### Task to carry out
Gather up every line from the entries below that uses the word "used".

'''

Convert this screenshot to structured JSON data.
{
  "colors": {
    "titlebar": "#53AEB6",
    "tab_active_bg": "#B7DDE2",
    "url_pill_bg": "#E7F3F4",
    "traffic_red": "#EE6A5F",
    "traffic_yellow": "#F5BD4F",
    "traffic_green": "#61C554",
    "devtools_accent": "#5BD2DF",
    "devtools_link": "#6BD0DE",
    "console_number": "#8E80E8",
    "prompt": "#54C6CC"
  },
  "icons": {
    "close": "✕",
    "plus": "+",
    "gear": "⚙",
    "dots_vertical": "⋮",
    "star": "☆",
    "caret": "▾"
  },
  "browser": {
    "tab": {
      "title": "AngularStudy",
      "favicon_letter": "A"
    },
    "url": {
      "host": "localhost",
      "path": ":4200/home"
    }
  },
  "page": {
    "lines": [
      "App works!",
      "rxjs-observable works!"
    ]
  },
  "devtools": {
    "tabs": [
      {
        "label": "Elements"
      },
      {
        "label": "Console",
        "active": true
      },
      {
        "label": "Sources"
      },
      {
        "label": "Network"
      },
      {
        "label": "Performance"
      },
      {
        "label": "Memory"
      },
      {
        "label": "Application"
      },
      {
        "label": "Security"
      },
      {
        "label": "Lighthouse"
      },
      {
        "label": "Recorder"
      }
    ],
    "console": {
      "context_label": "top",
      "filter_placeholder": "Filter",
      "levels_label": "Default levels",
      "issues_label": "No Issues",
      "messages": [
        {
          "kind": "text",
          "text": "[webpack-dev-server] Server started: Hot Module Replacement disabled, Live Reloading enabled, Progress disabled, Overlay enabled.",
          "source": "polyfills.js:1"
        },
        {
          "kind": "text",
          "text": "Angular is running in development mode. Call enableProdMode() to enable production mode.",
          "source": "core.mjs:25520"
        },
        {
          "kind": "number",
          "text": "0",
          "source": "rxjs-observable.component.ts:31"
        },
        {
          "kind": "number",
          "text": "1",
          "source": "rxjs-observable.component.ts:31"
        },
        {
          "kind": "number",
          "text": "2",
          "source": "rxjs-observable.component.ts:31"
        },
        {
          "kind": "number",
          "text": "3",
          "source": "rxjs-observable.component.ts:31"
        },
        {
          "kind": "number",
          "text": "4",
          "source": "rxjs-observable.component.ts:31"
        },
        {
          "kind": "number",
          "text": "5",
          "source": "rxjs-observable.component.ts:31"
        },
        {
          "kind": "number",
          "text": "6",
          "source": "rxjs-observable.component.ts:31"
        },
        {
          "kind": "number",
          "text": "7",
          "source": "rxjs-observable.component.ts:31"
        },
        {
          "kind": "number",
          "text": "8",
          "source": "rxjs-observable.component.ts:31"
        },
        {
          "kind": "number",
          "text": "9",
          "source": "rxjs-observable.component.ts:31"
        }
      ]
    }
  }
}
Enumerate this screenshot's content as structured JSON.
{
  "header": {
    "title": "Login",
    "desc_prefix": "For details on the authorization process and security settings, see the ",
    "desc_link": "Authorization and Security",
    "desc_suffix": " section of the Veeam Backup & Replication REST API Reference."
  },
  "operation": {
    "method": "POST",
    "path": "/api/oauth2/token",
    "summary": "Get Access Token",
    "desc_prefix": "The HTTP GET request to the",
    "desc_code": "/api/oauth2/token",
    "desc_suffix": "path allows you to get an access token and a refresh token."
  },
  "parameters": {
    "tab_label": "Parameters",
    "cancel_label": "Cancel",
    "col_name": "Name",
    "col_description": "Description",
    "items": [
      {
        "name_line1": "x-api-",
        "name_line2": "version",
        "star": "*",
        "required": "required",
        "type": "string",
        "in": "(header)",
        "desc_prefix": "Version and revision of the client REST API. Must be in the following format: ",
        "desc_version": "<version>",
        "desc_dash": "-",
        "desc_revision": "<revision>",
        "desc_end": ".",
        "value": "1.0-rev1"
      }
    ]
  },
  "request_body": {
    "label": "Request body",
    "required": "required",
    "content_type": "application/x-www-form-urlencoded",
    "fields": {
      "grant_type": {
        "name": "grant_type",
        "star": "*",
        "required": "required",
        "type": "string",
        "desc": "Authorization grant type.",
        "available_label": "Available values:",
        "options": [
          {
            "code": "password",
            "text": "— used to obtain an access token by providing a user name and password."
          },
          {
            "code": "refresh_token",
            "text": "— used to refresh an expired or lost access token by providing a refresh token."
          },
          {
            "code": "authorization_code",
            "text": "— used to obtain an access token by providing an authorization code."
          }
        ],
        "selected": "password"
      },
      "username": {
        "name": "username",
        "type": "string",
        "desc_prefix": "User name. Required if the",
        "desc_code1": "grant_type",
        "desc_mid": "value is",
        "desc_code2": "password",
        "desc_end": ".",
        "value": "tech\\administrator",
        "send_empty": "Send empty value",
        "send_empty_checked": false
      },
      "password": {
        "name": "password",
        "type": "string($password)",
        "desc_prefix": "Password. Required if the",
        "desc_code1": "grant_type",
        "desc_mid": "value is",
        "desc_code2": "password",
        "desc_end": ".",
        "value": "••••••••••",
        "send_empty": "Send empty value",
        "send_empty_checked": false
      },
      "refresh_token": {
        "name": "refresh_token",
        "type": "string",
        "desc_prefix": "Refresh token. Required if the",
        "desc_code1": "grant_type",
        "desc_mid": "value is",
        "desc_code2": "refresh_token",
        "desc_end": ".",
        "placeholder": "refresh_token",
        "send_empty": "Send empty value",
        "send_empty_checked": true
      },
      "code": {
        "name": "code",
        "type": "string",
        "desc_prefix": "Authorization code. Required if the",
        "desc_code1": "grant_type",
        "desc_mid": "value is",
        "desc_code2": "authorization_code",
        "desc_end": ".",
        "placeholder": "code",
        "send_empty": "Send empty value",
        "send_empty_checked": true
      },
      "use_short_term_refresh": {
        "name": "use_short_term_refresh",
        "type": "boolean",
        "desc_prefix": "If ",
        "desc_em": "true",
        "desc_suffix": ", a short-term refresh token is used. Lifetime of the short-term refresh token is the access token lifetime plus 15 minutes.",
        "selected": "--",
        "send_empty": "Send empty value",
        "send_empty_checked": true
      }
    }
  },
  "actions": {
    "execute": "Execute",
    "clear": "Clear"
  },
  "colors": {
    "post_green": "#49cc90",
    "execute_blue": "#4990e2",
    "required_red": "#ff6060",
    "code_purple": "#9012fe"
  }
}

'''

### Output for this exercise
            "text": "— used to obtain an access token by providing a user name and password."
            "text": "— used to refresh an expired or lost access token by providing a refresh token."
            "text": "— used to obtain an access token by providing an authorization code."
        "desc_suffix": ", a short-term refresh token is used. Lifetime of the short-term refresh token is the access token lifetime plus 15 minutes.",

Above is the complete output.